Soon to open bar-restaurant will feature six golf simulators.
Golf will be a major part of the menu at a restaurant and bar opening early this fall in downtown Vancouver.
You’ll be able to sip on a Scotch while you tour St. Andrews or pound a Pilsner while playing Pebble Beach at what is being called One Under, Urban Golf Club.
The 5,000-square-foot facility is located at the corner of Granville and Pender, right under Dunn’s Tailors. Partners Jay Young and Ryan Hawk hope to have it open in early October.
Young says One Under should not be mistaken for an indoor driving range. The plan is to combine golf with a bar-restaurant that he says will have a decidedly upscale feel to it.
It will feature six state-of-the-art golf simulators purchased from Ontario-based High Definition Golf that will allow patrons to “play” a variety of the world’s top courses.
“My partner and I flew out to test them and they are really awesome systems,” Young says. “They have about 22 golf courses currently. Pebble Beach, St. Andrews, a lot of the typical high-end Golf Digest Top 100 golf courses, and they continue to add new ones. It’s really an incredible process. They GPS map each course and take 20,000 high-def photos.”
Golf simulators have come a long way from their early days. It’s kind of like comparing those old persimmon drivers to today’s offerings from the likes of Callaway and TaylorMade. For starters, high definition makes the visuals so much better and the systems of today are much more accurate in terms of tracking your shots.

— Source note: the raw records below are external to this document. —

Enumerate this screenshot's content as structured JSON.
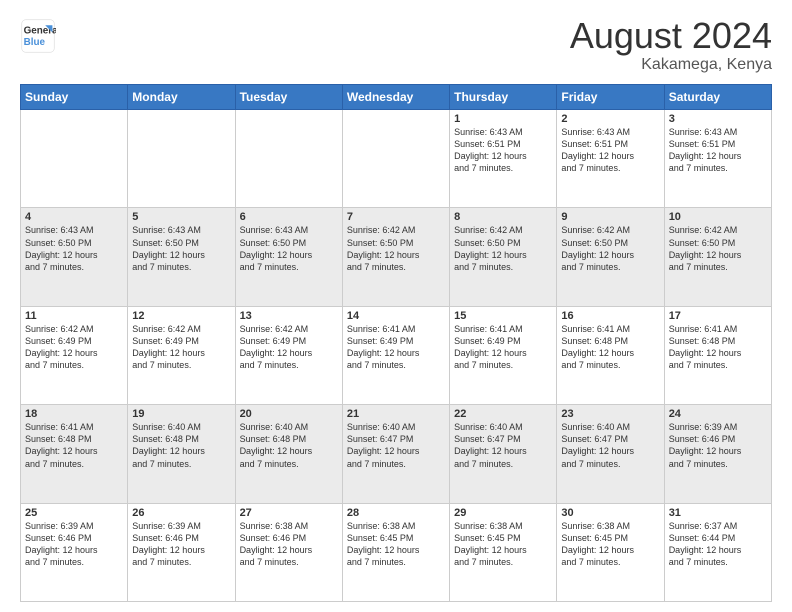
{
  "header": {
    "logo_line1": "General",
    "logo_line2": "Blue",
    "month": "August 2024",
    "location": "Kakamega, Kenya"
  },
  "days_of_week": [
    "Sunday",
    "Monday",
    "Tuesday",
    "Wednesday",
    "Thursday",
    "Friday",
    "Saturday"
  ],
  "weeks": [
    [
      {
        "day": "",
        "info": ""
      },
      {
        "day": "",
        "info": ""
      },
      {
        "day": "",
        "info": ""
      },
      {
        "day": "",
        "info": ""
      },
      {
        "day": "1",
        "info": "Sunrise: 6:43 AM\nSunset: 6:51 PM\nDaylight: 12 hours\nand 7 minutes."
      },
      {
        "day": "2",
        "info": "Sunrise: 6:43 AM\nSunset: 6:51 PM\nDaylight: 12 hours\nand 7 minutes."
      },
      {
        "day": "3",
        "info": "Sunrise: 6:43 AM\nSunset: 6:51 PM\nDaylight: 12 hours\nand 7 minutes."
      }
    ],
    [
      {
        "day": "4",
        "info": "Sunrise: 6:43 AM\nSunset: 6:50 PM\nDaylight: 12 hours\nand 7 minutes."
      },
      {
        "day": "5",
        "info": "Sunrise: 6:43 AM\nSunset: 6:50 PM\nDaylight: 12 hours\nand 7 minutes."
      },
      {
        "day": "6",
        "info": "Sunrise: 6:43 AM\nSunset: 6:50 PM\nDaylight: 12 hours\nand 7 minutes."
      },
      {
        "day": "7",
        "info": "Sunrise: 6:42 AM\nSunset: 6:50 PM\nDaylight: 12 hours\nand 7 minutes."
      },
      {
        "day": "8",
        "info": "Sunrise: 6:42 AM\nSunset: 6:50 PM\nDaylight: 12 hours\nand 7 minutes."
      },
      {
        "day": "9",
        "info": "Sunrise: 6:42 AM\nSunset: 6:50 PM\nDaylight: 12 hours\nand 7 minutes."
      },
      {
        "day": "10",
        "info": "Sunrise: 6:42 AM\nSunset: 6:50 PM\nDaylight: 12 hours\nand 7 minutes."
      }
    ],
    [
      {
        "day": "11",
        "info": "Sunrise: 6:42 AM\nSunset: 6:49 PM\nDaylight: 12 hours\nand 7 minutes."
      },
      {
        "day": "12",
        "info": "Sunrise: 6:42 AM\nSunset: 6:49 PM\nDaylight: 12 hours\nand 7 minutes."
      },
      {
        "day": "13",
        "info": "Sunrise: 6:42 AM\nSunset: 6:49 PM\nDaylight: 12 hours\nand 7 minutes."
      },
      {
        "day": "14",
        "info": "Sunrise: 6:41 AM\nSunset: 6:49 PM\nDaylight: 12 hours\nand 7 minutes."
      },
      {
        "day": "15",
        "info": "Sunrise: 6:41 AM\nSunset: 6:49 PM\nDaylight: 12 hours\nand 7 minutes."
      },
      {
        "day": "16",
        "info": "Sunrise: 6:41 AM\nSunset: 6:48 PM\nDaylight: 12 hours\nand 7 minutes."
      },
      {
        "day": "17",
        "info": "Sunrise: 6:41 AM\nSunset: 6:48 PM\nDaylight: 12 hours\nand 7 minutes."
      }
    ],
    [
      {
        "day": "18",
        "info": "Sunrise: 6:41 AM\nSunset: 6:48 PM\nDaylight: 12 hours\nand 7 minutes."
      },
      {
        "day": "19",
        "info": "Sunrise: 6:40 AM\nSunset: 6:48 PM\nDaylight: 12 hours\nand 7 minutes."
      },
      {
        "day": "20",
        "info": "Sunrise: 6:40 AM\nSunset: 6:48 PM\nDaylight: 12 hours\nand 7 minutes."
      },
      {
        "day": "21",
        "info": "Sunrise: 6:40 AM\nSunset: 6:47 PM\nDaylight: 12 hours\nand 7 minutes."
      },
      {
        "day": "22",
        "info": "Sunrise: 6:40 AM\nSunset: 6:47 PM\nDaylight: 12 hours\nand 7 minutes."
      },
      {
        "day": "23",
        "info": "Sunrise: 6:40 AM\nSunset: 6:47 PM\nDaylight: 12 hours\nand 7 minutes."
      },
      {
        "day": "24",
        "info": "Sunrise: 6:39 AM\nSunset: 6:46 PM\nDaylight: 12 hours\nand 7 minutes."
      }
    ],
    [
      {
        "day": "25",
        "info": "Sunrise: 6:39 AM\nSunset: 6:46 PM\nDaylight: 12 hours\nand 7 minutes."
      },
      {
        "day": "26",
        "info": "Sunrise: 6:39 AM\nSunset: 6:46 PM\nDaylight: 12 hours\nand 7 minutes."
      },
      {
        "day": "27",
        "info": "Sunrise: 6:38 AM\nSunset: 6:46 PM\nDaylight: 12 hours\nand 7 minutes."
      },
      {
        "day": "28",
        "info": "Sunrise: 6:38 AM\nSunset: 6:45 PM\nDaylight: 12 hours\nand 7 minutes."
      },
      {
        "day": "29",
        "info": "Sunrise: 6:38 AM\nSunset: 6:45 PM\nDaylight: 12 hours\nand 7 minutes."
      },
      {
        "day": "30",
        "info": "Sunrise: 6:38 AM\nSunset: 6:45 PM\nDaylight: 12 hours\nand 7 minutes."
      },
      {
        "day": "31",
        "info": "Sunrise: 6:37 AM\nSunset: 6:44 PM\nDaylight: 12 hours\nand 7 minutes."
      }
    ]
  ]
}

“The technology has changed,” Young says. “I remember using them in the 1990s and the realism and accuracy was just really poor. I have played on these quite a bit and I also golf quite a bit. If I am hitting my 8-iron 125 yards on the course, I go onto this and I hit the exact same shot to the exact same yardage. The technology has really improved the last few years.”
The simulators will cost $50 an hour to rent per group, not per person. Clubs are provided as part of the package.
“There are places that have popped up in Toronto and I think there’s one in the Valley where people are bringing their clubs in, they may serve food but it’s low end, they don’t have a liquor licence, it is not a nicely designed space,” Young says. “It is sort of bare bones so you can play golf in the winter. Our strategy here is to be much higher end. We are going to be competing on a design esthetic of a Joey’s, Cactus Club or Blackbird while also having the golf aspect, big screen TVs, great service staff and really cool art in the space.
“Each (simulator) bay is about 14 feet wide by 20 feet deep. The back will have a high-top bar and table where you would sit. You come in with your group and you sort of rotate through kind of like you are bowling.”
There will be one larger VIP area for things like corporate events and bachelor parties.
Young and Hawk have hired Reuben Major, who served as the concept chef at Earl’s for 10 years and is now with the Belgard Kitchen and Vancouver Urban Winery, to design their menu and help create the right vibe.
The current downturn in the golf market doesn’t concern Young. He thinks some of the challenges facing the golf industry, most notably time and cost, could in fact benefit his business.
“I have seen a lot of the doom and gloom,” he says. “I actually see that as a real positive for us because I agree with the sentiment that golf has gotten too expensive and it takes much too long to play. I am 34 and have a two-year-old daughter and telling my wife that I am going to play University for five hours on a Saturday morning is just not happening … Our attitude is let’s make it cheaper, let’s make it more approachable and less time-consuming. We see ourselves as the solution to this problem.
“I know a lot of friends of mine don’t golf. And to go out to a local club can be very intimidating to get out there and get in front of a lot of other people. If they can come into our place — hit a few balls, feel comfortable, have a drink — it’s culturally a way to introduce people to the game so they get more comfortable and can go out and enjoy the outdoors as well.”
By Brad Ziemer, Vancouver Sun August 29, 2014